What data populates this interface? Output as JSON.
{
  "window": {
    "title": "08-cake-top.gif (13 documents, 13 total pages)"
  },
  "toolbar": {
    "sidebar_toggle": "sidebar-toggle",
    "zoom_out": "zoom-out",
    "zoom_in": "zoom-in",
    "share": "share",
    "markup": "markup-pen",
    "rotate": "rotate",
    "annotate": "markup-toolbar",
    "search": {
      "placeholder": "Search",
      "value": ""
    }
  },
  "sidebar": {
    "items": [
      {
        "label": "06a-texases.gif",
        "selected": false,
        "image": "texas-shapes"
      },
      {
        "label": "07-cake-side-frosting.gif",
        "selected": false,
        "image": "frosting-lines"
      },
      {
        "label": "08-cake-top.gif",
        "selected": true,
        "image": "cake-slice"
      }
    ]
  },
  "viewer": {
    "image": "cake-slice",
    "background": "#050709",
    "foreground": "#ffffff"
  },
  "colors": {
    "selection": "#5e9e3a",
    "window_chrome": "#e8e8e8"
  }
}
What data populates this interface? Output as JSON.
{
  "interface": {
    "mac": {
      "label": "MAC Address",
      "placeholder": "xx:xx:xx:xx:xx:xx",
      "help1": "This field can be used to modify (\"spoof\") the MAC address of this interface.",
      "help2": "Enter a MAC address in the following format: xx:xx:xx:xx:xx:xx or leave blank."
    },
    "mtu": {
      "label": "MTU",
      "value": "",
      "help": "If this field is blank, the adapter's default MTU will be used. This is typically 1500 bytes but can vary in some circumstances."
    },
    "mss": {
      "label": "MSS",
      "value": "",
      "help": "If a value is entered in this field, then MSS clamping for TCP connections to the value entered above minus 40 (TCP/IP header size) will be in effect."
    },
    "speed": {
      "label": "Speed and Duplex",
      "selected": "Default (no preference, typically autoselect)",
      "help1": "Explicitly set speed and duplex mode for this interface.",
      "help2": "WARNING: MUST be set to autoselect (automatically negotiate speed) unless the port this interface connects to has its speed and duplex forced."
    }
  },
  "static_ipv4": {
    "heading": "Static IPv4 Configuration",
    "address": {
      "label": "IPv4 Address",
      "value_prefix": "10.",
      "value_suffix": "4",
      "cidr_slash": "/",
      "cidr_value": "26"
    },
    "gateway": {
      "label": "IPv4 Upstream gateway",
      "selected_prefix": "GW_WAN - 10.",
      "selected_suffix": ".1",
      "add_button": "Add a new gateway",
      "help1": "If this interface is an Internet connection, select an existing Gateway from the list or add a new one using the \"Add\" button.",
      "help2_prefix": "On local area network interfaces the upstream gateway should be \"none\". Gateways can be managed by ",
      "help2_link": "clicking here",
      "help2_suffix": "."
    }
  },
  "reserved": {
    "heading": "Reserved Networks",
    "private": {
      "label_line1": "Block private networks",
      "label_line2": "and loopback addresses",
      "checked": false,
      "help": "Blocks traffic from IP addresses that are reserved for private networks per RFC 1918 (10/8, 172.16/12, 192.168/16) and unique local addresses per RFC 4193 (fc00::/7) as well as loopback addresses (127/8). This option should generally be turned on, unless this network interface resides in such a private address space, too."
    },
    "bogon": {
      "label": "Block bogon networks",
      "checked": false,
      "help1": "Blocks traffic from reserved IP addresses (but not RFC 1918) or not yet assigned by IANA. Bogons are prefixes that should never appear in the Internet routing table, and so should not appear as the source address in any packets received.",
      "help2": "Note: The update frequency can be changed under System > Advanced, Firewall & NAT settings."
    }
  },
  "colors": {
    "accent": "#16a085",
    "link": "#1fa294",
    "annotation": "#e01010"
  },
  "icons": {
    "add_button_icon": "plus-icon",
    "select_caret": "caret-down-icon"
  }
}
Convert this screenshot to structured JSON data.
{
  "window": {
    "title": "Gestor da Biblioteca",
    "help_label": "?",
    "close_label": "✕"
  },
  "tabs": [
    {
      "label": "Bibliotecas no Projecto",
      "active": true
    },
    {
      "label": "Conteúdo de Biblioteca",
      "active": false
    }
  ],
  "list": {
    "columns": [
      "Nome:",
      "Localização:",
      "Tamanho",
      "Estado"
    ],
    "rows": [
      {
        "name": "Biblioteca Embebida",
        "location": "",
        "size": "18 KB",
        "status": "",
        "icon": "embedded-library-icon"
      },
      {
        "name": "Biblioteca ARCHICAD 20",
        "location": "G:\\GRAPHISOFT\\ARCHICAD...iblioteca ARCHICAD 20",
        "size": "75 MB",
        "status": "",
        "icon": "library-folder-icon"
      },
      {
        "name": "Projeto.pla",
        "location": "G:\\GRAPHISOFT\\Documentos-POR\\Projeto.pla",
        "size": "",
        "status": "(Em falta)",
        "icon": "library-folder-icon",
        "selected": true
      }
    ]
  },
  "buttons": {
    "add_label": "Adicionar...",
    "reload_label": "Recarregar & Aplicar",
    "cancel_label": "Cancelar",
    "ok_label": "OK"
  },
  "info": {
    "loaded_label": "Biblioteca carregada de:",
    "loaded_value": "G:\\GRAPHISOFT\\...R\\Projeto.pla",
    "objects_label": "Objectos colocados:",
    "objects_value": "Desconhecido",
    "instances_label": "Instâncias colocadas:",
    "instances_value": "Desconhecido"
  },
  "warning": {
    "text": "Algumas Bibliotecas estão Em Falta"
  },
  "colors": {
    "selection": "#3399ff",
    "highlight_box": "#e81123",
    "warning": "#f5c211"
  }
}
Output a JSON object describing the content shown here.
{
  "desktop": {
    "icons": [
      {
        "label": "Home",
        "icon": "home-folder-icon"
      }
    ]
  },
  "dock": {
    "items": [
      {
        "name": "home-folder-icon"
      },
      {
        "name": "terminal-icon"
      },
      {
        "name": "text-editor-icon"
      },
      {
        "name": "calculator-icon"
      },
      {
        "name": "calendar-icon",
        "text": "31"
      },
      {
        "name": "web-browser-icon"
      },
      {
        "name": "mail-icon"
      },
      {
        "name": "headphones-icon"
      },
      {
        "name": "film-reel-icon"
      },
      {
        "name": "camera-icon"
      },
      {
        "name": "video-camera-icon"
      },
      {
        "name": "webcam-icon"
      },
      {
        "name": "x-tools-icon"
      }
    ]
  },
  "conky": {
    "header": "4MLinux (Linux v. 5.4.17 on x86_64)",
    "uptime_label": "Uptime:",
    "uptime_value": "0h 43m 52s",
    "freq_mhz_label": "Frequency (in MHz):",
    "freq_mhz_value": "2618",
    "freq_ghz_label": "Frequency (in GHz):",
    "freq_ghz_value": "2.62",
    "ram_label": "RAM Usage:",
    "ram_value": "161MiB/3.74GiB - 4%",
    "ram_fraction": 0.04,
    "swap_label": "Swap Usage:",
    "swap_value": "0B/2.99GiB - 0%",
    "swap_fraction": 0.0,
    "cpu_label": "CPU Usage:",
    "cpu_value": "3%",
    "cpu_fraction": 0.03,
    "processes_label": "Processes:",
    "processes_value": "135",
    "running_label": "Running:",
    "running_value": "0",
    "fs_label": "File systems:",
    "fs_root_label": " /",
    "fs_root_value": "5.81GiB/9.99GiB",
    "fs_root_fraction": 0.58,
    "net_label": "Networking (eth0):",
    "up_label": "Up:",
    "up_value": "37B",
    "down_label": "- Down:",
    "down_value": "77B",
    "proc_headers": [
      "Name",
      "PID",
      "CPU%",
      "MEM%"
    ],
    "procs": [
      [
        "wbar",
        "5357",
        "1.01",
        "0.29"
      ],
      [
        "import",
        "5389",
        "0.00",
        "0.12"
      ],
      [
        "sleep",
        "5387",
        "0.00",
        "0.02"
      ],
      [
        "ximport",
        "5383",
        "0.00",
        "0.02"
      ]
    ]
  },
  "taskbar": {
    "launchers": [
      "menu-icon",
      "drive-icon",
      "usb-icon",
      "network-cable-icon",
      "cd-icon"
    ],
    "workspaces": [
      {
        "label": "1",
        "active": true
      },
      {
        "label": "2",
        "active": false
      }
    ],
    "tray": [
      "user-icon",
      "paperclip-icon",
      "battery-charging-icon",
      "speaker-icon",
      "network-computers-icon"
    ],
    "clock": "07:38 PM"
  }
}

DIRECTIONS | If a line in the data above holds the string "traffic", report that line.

WORKED SOLUTION |
      "help": "Blocks traffic from IP addresses that are reserved for private networks per RFC 1918 (10/8, 172.16/12, 192.168/16) and unique local addresses per RFC 4193 (fc00::/7) as well as loopback addresses (127/8). This option should generally be turned on, unless this network interface resides in such a private address space, too."
      "help1": "Blocks traffic from reserved IP addresses (but not RFC 1918) or not yet assigned by IANA. Bogons are prefixes that should never appear in the Internet routing table, and so should not appear as the source address in any packets received.",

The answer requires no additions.